→ TASK STATEMENT: Report, from the records below, every line where the word "label" appears.

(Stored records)
● ● ●

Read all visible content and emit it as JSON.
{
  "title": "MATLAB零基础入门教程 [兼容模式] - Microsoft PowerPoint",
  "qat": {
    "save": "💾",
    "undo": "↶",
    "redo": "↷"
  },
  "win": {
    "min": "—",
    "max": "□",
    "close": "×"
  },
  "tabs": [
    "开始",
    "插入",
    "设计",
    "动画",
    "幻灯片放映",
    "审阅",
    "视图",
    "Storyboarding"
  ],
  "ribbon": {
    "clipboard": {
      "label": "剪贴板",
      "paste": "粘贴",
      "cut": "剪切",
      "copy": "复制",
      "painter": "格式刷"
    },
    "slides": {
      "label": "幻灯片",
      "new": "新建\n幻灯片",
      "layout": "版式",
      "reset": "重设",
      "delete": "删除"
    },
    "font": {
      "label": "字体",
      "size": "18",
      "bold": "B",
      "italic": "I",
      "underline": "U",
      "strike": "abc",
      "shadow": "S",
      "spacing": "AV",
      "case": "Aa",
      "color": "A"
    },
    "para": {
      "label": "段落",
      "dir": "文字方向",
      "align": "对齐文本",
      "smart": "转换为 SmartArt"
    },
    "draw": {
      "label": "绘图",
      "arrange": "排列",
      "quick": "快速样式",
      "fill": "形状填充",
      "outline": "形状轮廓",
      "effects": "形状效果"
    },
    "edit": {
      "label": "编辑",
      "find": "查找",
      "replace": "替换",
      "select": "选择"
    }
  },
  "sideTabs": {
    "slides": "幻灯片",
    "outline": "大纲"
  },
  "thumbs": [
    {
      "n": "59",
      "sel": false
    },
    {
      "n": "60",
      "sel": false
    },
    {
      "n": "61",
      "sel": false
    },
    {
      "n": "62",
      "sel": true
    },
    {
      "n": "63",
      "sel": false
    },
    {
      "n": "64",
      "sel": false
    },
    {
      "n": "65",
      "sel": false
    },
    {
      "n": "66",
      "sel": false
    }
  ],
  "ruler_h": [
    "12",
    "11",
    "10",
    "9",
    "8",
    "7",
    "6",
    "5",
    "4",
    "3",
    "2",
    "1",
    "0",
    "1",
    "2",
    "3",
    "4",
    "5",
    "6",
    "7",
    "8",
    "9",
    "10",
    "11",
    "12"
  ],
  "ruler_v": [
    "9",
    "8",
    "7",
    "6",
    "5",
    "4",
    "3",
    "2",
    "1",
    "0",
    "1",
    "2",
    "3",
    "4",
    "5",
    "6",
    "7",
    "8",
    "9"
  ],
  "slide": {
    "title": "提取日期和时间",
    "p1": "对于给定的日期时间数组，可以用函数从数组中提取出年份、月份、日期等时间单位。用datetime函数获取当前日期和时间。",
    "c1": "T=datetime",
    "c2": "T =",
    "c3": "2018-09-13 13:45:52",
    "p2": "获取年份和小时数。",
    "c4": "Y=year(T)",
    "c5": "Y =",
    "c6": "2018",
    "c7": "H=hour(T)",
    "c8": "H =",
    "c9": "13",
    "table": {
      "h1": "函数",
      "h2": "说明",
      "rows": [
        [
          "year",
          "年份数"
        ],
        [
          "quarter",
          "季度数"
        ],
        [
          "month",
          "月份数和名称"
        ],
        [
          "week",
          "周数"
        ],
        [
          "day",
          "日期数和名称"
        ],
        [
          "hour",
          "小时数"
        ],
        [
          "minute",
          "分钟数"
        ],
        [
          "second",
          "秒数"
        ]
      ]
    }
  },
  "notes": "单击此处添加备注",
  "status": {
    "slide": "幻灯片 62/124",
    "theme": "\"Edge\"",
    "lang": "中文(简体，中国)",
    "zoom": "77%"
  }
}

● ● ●

→ OUTPUT:
      "label": "剪贴板",
      "label": "幻灯片",
      "label": "字体",
      "label": "段落",
      "label": "绘图",
      "label": "编辑",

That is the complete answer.